**INSTRUCTIONS FOR THE TASK**
Each line of the data should be duplicated precisely.

**RECORDS FOR THE EXERCISE**
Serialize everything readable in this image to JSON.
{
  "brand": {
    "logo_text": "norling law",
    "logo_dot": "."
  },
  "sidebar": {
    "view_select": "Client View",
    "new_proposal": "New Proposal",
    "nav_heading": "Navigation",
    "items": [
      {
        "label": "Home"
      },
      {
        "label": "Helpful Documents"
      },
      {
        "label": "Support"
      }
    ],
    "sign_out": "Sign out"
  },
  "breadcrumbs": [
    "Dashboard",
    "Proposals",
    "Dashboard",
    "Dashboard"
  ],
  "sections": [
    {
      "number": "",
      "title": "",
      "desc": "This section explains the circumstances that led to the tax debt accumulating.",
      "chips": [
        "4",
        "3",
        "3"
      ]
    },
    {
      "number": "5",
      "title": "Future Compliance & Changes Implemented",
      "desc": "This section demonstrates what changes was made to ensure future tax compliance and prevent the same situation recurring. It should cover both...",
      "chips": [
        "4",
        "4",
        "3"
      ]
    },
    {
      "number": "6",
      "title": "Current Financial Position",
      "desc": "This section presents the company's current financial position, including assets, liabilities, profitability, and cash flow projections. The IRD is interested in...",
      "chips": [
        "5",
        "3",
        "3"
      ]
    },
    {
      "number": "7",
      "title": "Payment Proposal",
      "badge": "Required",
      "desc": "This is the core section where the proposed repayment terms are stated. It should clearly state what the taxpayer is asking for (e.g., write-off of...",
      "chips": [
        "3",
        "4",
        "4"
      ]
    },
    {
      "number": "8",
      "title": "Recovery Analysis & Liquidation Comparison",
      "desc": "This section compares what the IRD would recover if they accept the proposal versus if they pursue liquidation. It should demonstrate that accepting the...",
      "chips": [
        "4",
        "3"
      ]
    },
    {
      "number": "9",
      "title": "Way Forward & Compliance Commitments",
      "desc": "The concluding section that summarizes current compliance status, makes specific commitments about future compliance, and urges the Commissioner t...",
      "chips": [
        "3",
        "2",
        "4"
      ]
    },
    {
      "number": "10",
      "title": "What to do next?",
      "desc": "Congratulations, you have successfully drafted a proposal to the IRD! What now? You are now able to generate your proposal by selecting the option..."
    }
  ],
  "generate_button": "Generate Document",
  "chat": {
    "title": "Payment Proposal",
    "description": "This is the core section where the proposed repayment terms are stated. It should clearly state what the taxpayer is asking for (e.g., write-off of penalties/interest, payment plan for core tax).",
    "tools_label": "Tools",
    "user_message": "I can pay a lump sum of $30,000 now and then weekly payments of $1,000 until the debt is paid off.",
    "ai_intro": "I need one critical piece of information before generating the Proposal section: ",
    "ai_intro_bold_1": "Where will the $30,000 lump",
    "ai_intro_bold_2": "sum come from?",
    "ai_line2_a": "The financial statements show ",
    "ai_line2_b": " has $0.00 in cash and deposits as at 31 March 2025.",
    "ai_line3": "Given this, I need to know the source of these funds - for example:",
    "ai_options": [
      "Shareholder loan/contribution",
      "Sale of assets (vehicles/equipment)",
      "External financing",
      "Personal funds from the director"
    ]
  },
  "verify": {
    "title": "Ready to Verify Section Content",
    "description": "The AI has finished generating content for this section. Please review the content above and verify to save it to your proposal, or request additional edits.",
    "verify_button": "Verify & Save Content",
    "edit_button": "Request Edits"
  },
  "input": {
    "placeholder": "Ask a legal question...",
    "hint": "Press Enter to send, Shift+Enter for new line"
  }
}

**ANSWER TO THE PROBLEM**
Serialize everything readable in this image to JSON.
{
  "brand": {
    "logo_text": "norling law",
    "logo_dot": "."
  },
  "sidebar": {
    "view_select": "Client View",
    "new_proposal": "New Proposal",
    "nav_heading": "Navigation",
    "items": [
      {
        "label": "Home"
      },
      {
        "label": "Helpful Documents"
      },
      {
        "label": "Support"
      }
    ],
    "sign_out": "Sign out"
  },
  "breadcrumbs": [
    "Dashboard",
    "Proposals",
    "Dashboard",
    "Dashboard"
  ],
  "sections": [
    {
      "number": "",
      "title": "",
      "desc": "This section explains the circumstances that led to the tax debt accumulating.",
      "chips": [
        "4",
        "3",
        "3"
      ]
    },
    {
      "number": "5",
      "title": "Future Compliance & Changes Implemented",
      "desc": "This section demonstrates what changes was made to ensure future tax compliance and prevent the same situation recurring. It should cover both...",
      "chips": [
        "4",
        "4",
        "3"
      ]
    },
    {
      "number": "6",
      "title": "Current Financial Position",
      "desc": "This section presents the company's current financial position, including assets, liabilities, profitability, and cash flow projections. The IRD is interested in...",
      "chips": [
        "5",
        "3",
        "3"
      ]
    },
    {
      "number": "7",
      "title": "Payment Proposal",
      "badge": "Required",
      "desc": "This is the core section where the proposed repayment terms are stated. It should clearly state what the taxpayer is asking for (e.g., write-off of...",
      "chips": [
        "3",
        "4",
        "4"
      ]
    },
    {
      "number": "8",
      "title": "Recovery Analysis & Liquidation Comparison",
      "desc": "This section compares what the IRD would recover if they accept the proposal versus if they pursue liquidation. It should demonstrate that accepting the...",
      "chips": [
        "4",
        "3"
      ]
    },
    {
      "number": "9",
      "title": "Way Forward & Compliance Commitments",
      "desc": "The concluding section that summarizes current compliance status, makes specific commitments about future compliance, and urges the Commissioner t...",
      "chips": [
        "3",
        "2",
        "4"
      ]
    },
    {
      "number": "10",
      "title": "What to do next?",
      "desc": "Congratulations, you have successfully drafted a proposal to the IRD! What now? You are now able to generate your proposal by selecting the option..."
    }
  ],
  "generate_button": "Generate Document",
  "chat": {
    "title": "Payment Proposal",
    "description": "This is the core section where the proposed repayment terms are stated. It should clearly state what the taxpayer is asking for (e.g., write-off of penalties/interest, payment plan for core tax).",
    "tools_label": "Tools",
    "user_message": "I can pay a lump sum of $30,000 now and then weekly payments of $1,000 until the debt is paid off.",
    "ai_intro": "I need one critical piece of information before generating the Proposal section: ",
    "ai_intro_bold_1": "Where will the $30,000 lump",
    "ai_intro_bold_2": "sum come from?",
    "ai_line2_a": "The financial statements show ",
    "ai_line2_b": " has $0.00 in cash and deposits as at 31 March 2025.",
    "ai_line3": "Given this, I need to know the source of these funds - for example:",
    "ai_options": [
      "Shareholder loan/contribution",
      "Sale of assets (vehicles/equipment)",
      "External financing",
      "Personal funds from the director"
    ]
  },
  "verify": {
    "title": "Ready to Verify Section Content",
    "description": "The AI has finished generating content for this section. Please review the content above and verify to save it to your proposal, or request additional edits.",
    "verify_button": "Verify & Save Content",
    "edit_button": "Request Edits"
  },
  "input": {
    "placeholder": "Ask a legal question...",
    "hint": "Press Enter to send, Shift+Enter for new line"
  }
}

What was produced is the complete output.